With GandCrab we had to write our own tool to pull the hardcoded indicators but, with Sodinokibi, we were lucky enough that Carbon Black had developed a tool that did much of the heavy lifting for us. In the end there were still some samples from which we had to pull the configs manually. The JSON file contains different values and fields; for a comparison to GandCrab we focused on the PID and SUB field of each sample as these values appeared to have a similar characteristic as the ID and SUB_ID field in the GandCrab samples.
Interpreting the Data Structures
With the data we gathered, we used the same analysis methodology on Sodinokibi as we did on GandCrab. We discovered that Sodinokibi has a RaaS structure very similar to GandCrab and with the Parent-Child relationship structure being nearly identical. Below we compared activity of GandCrab affiliate number 99 with the activity of the Sodinokibi affiliate number 19.

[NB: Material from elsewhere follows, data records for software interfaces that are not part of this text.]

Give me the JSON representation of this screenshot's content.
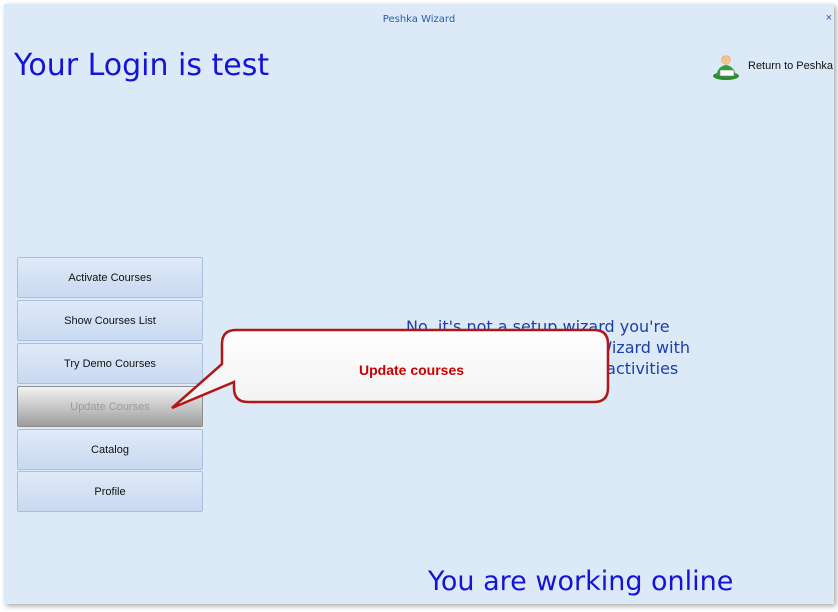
{
  "window": {
    "title": "Peshka Wizard",
    "close_glyph": "×"
  },
  "header": {
    "login_title": "Your Login is test",
    "return_link": {
      "label": "Return to Peshka",
      "icon": "user-reading-icon"
    }
  },
  "sidebar": {
    "items": [
      {
        "label": "Activate Courses",
        "active": false
      },
      {
        "label": "Show Courses List",
        "active": false
      },
      {
        "label": "Try Demo Courses",
        "active": false
      },
      {
        "label": "Update Courses",
        "active": true
      },
      {
        "label": "Catalog",
        "active": false
      },
      {
        "label": "Profile",
        "active": false
      }
    ]
  },
  "main": {
    "description": "No, it's not a setup wizard you're looking for. It's Peshk@ Wizard with useful things for all your activities with Peshk@."
  },
  "callout": {
    "text": "Update courses",
    "text_color": "#c80000"
  },
  "status": {
    "text": "You are working online"
  },
  "colors": {
    "window_bg": "#dce9f7",
    "title_blue": "#1414d6",
    "desc_blue": "#1b3fa8"
  }
}
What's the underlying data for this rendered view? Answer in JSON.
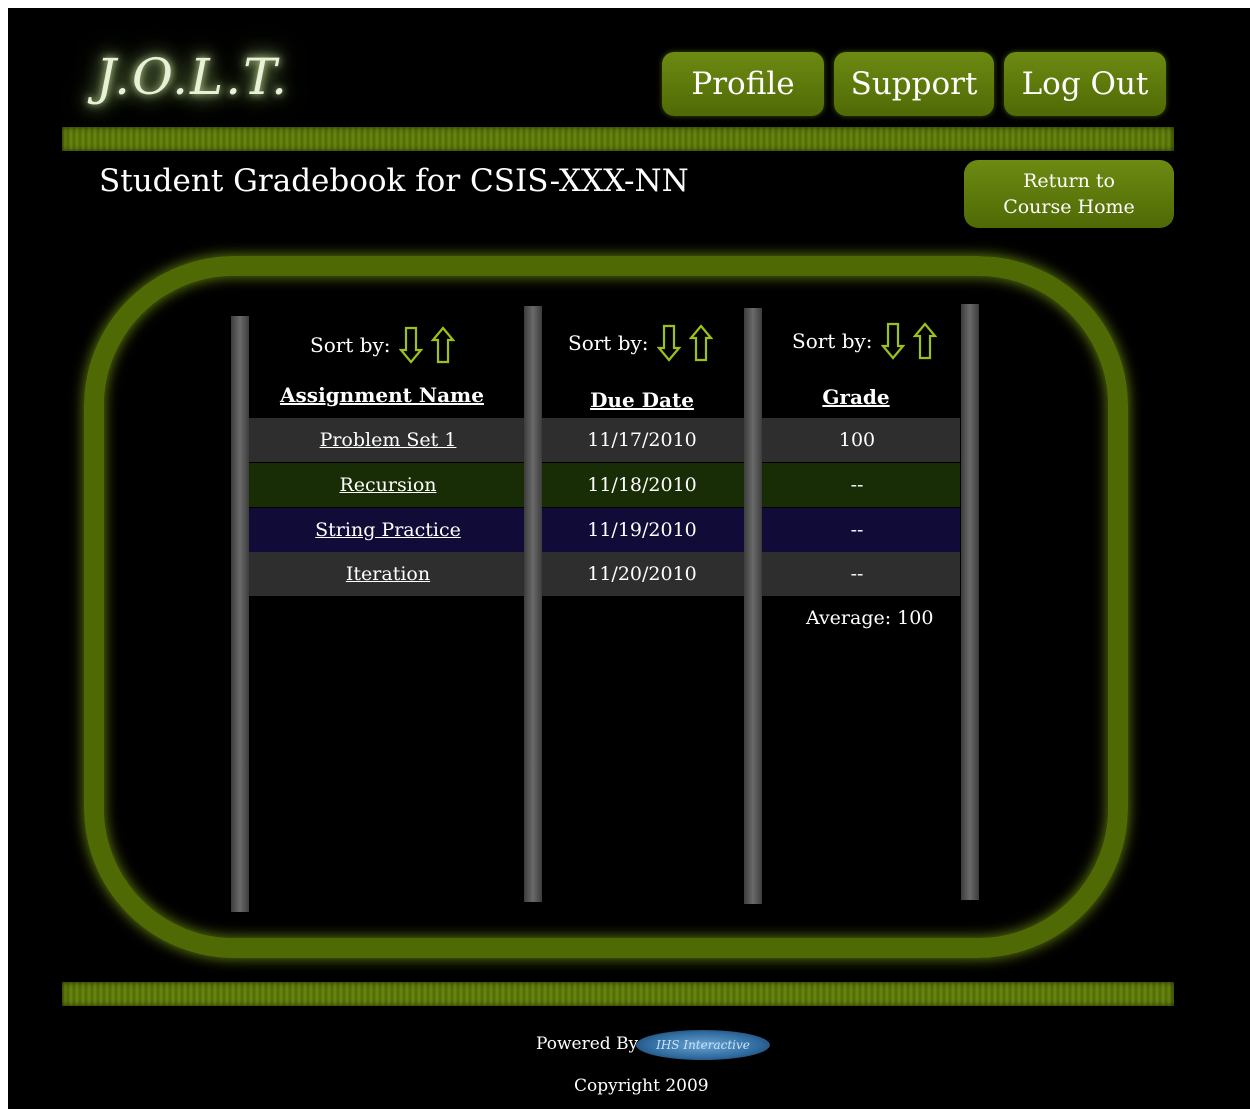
{
  "logo": "J.O.L.T.",
  "nav": {
    "profile": "Profile",
    "support": "Support",
    "logout": "Log Out"
  },
  "page_title": "Student Gradebook for CSIS-XXX-NN",
  "return_button": {
    "line1": "Return to",
    "line2": "Course Home"
  },
  "sort_label": "Sort by:",
  "columns": {
    "name": "Assignment Name",
    "due": "Due Date",
    "grade": "Grade"
  },
  "rows": [
    {
      "name": "Problem Set 1",
      "due": "11/17/2010",
      "grade": "100",
      "bg": "#2e2e2e"
    },
    {
      "name": "Recursion",
      "due": "11/18/2010",
      "grade": "--",
      "bg": "#182d05"
    },
    {
      "name": "String Practice",
      "due": "11/19/2010",
      "grade": "--",
      "bg": "#110b38"
    },
    {
      "name": "Iteration",
      "due": "11/20/2010",
      "grade": "--",
      "bg": "#2e2e2e"
    }
  ],
  "average": "Average: 100",
  "footer": {
    "powered": "Powered By",
    "logo_text": "IHS Interactive",
    "copyright": "Copyright 2009"
  },
  "colors": {
    "accent": "#5a7a0a",
    "background": "#000000"
  }
}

It needs to be said that the timespan for the GandCrab overview was generated over a long period of time with a larger total of samples than the Sodinokibi overview.
Nevertheless, the similarity is quit striking.
The activity of both ID numbers displays a tree-shaped structure with the parent ID number at the root and branching out to the respective SUB numbers linked to multiple samples.
We believe that the activity above might be linked to a tiered affiliate group that is specialized in RDP brute forcing and infecting systems with Sodinokibi after each successful compromise.
Both RaaS family structures are too large to effectively publish within the space of this blog. Our Complete overview for the Sodinokibi RaaS structure can be found on our McAfee GitHub.
When we started our journey with GandCrab we did not expect it would take us so far down the rabbit hole. Mass sample analysis and searching for administration indicators provided a way to get more insight in a multi-million-dollar criminal enterprise, determine key players and foresee future events through changes in the business structure. We believe that the retirement of GandCrab was not an overnight decision and, based on the data on the affiliates, it was clear that something was going to happen.
With the emergence of Sodinokibi and the few forum postings by a high profile former GandCrab affiliate, everything fell into place. We have strong indications that some of the top affiliates have found a new home with Sodinokibi to further their criminal business.
Given that the income of the RaaS network is largely dependent on the performance of its top affiliates, and it is run like a normal business, we (the security industry) should not only research the products the criminals develop, but also identify possible ways to successfully disrupt the criminal business.
In our next episode we dive deeper into the financial streams involved in the affiliate program and provide an estimate of how much money these actors are earning with the ransomware-as-a-service business model.
Nov 28, 2023
Board Support Remains Critical as Majority of CISOs Experience Repeat Cyber Attacks
Nov 27, 2023
Trellix Announces Cybersecurity Generative AI Innovations Powered by Amazon Bedrock
Nov 22, 2023
Trellix Hosts Zero Trust Strategy Virtual Forum
Nov 16, 2023
Trellix Detects Collaboration by Cybercriminals and Nation-States
Oct 30, 2023
Trellix Hosts Actionable Ransomware Detection and Response Virtual Showcase
Get the latest
We’re no strangers to cybersecurity. But we are a new company.
Stay up to date as we evolve.
Zero spam. Unsubscribe at any time.